_Task input_

# # #

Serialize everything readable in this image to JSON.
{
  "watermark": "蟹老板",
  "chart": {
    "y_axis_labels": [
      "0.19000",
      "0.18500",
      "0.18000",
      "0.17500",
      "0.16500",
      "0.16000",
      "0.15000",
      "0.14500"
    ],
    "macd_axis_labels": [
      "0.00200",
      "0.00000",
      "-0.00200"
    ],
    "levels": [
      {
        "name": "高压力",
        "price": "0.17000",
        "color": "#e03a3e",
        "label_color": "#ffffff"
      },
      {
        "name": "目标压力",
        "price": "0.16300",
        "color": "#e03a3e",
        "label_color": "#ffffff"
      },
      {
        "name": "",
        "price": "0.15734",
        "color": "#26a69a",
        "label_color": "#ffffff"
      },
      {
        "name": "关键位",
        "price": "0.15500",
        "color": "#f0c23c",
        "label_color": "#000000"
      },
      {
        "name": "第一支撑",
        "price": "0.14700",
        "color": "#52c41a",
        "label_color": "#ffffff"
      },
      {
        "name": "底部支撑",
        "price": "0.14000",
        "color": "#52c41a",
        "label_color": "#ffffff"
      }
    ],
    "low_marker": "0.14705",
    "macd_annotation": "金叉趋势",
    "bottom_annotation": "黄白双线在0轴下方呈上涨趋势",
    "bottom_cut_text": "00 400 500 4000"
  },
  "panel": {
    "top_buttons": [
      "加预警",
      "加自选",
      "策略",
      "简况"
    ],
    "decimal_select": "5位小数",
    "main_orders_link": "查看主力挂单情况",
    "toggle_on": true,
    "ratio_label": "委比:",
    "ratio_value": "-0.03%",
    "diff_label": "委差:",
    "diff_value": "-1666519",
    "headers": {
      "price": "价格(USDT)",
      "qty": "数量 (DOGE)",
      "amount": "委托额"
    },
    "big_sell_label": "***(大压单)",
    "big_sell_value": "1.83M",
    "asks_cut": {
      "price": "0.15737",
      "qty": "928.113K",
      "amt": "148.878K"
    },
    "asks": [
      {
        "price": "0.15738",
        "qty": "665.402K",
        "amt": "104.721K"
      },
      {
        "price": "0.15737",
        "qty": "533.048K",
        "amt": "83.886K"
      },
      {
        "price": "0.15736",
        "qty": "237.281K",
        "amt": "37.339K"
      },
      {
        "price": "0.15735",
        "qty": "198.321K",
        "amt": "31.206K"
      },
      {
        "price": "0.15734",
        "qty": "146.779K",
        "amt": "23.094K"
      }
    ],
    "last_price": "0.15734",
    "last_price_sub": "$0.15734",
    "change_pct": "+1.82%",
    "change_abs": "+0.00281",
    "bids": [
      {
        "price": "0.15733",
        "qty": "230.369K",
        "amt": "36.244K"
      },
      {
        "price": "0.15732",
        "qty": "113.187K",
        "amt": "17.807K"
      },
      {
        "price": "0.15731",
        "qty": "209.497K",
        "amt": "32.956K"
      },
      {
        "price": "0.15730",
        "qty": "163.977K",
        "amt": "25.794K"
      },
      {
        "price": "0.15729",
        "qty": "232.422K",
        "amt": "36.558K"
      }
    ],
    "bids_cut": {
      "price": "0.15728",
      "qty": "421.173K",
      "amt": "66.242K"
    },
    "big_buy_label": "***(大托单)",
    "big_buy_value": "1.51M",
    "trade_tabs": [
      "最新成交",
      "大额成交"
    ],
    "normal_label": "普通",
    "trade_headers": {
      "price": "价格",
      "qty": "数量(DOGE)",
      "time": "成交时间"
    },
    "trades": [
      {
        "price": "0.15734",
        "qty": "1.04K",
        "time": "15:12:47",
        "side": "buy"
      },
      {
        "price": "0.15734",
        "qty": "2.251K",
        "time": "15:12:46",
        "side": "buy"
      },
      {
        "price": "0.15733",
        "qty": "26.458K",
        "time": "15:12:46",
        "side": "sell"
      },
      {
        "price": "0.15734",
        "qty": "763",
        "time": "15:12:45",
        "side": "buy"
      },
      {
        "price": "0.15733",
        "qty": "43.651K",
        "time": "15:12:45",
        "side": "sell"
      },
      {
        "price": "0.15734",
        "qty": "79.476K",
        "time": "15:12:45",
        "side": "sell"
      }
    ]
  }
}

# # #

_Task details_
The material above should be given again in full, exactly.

_Response_
Serialize everything readable in this image to JSON.
{
  "watermark": "蟹老板",
  "chart": {
    "y_axis_labels": [
      "0.19000",
      "0.18500",
      "0.18000",
      "0.17500",
      "0.16500",
      "0.16000",
      "0.15000",
      "0.14500"
    ],
    "macd_axis_labels": [
      "0.00200",
      "0.00000",
      "-0.00200"
    ],
    "levels": [
      {
        "name": "高压力",
        "price": "0.17000",
        "color": "#e03a3e",
        "label_color": "#ffffff"
      },
      {
        "name": "目标压力",
        "price": "0.16300",
        "color": "#e03a3e",
        "label_color": "#ffffff"
      },
      {
        "name": "",
        "price": "0.15734",
        "color": "#26a69a",
        "label_color": "#ffffff"
      },
      {
        "name": "关键位",
        "price": "0.15500",
        "color": "#f0c23c",
        "label_color": "#000000"
      },
      {
        "name": "第一支撑",
        "price": "0.14700",
        "color": "#52c41a",
        "label_color": "#ffffff"
      },
      {
        "name": "底部支撑",
        "price": "0.14000",
        "color": "#52c41a",
        "label_color": "#ffffff"
      }
    ],
    "low_marker": "0.14705",
    "macd_annotation": "金叉趋势",
    "bottom_annotation": "黄白双线在0轴下方呈上涨趋势",
    "bottom_cut_text": "00 400 500 4000"
  },
  "panel": {
    "top_buttons": [
      "加预警",
      "加自选",
      "策略",
      "简况"
    ],
    "decimal_select": "5位小数",
    "main_orders_link": "查看主力挂单情况",
    "toggle_on": true,
    "ratio_label": "委比:",
    "ratio_value": "-0.03%",
    "diff_label": "委差:",
    "diff_value": "-1666519",
    "headers": {
      "price": "价格(USDT)",
      "qty": "数量 (DOGE)",
      "amount": "委托额"
    },
    "big_sell_label": "***(大压单)",
    "big_sell_value": "1.83M",
    "asks_cut": {
      "price": "0.15737",
      "qty": "928.113K",
      "amt": "148.878K"
    },
    "asks": [
      {
        "price": "0.15738",
        "qty": "665.402K",
        "amt": "104.721K"
      },
      {
        "price": "0.15737",
        "qty": "533.048K",
        "amt": "83.886K"
      },
      {
        "price": "0.15736",
        "qty": "237.281K",
        "amt": "37.339K"
      },
      {
        "price": "0.15735",
        "qty": "198.321K",
        "amt": "31.206K"
      },
      {
        "price": "0.15734",
        "qty": "146.779K",
        "amt": "23.094K"
      }
    ],
    "last_price": "0.15734",
    "last_price_sub": "$0.15734",
    "change_pct": "+1.82%",
    "change_abs": "+0.00281",
    "bids": [
      {
        "price": "0.15733",
        "qty": "230.369K",
        "amt": "36.244K"
      },
      {
        "price": "0.15732",
        "qty": "113.187K",
        "amt": "17.807K"
      },
      {
        "price": "0.15731",
        "qty": "209.497K",
        "amt": "32.956K"
      },
      {
        "price": "0.15730",
        "qty": "163.977K",
        "amt": "25.794K"
      },
      {
        "price": "0.15729",
        "qty": "232.422K",
        "amt": "36.558K"
      }
    ],
    "bids_cut": {
      "price": "0.15728",
      "qty": "421.173K",
      "amt": "66.242K"
    },
    "big_buy_label": "***(大托单)",
    "big_buy_value": "1.51M",
    "trade_tabs": [
      "最新成交",
      "大额成交"
    ],
    "normal_label": "普通",
    "trade_headers": {
      "price": "价格",
      "qty": "数量(DOGE)",
      "time": "成交时间"
    },
    "trades": [
      {
        "price": "0.15734",
        "qty": "1.04K",
        "time": "15:12:47",
        "side": "buy"
      },
      {
        "price": "0.15734",
        "qty": "2.251K",
        "time": "15:12:46",
        "side": "buy"
      },
      {
        "price": "0.15733",
        "qty": "26.458K",
        "time": "15:12:46",
        "side": "sell"
      },
      {
        "price": "0.15734",
        "qty": "763",
        "time": "15:12:45",
        "side": "buy"
      },
      {
        "price": "0.15733",
        "qty": "43.651K",
        "time": "15:12:45",
        "side": "sell"
      },
      {
        "price": "0.15734",
        "qty": "79.476K",
        "time": "15:12:45",
        "side": "sell"
      }
    ]
  }
}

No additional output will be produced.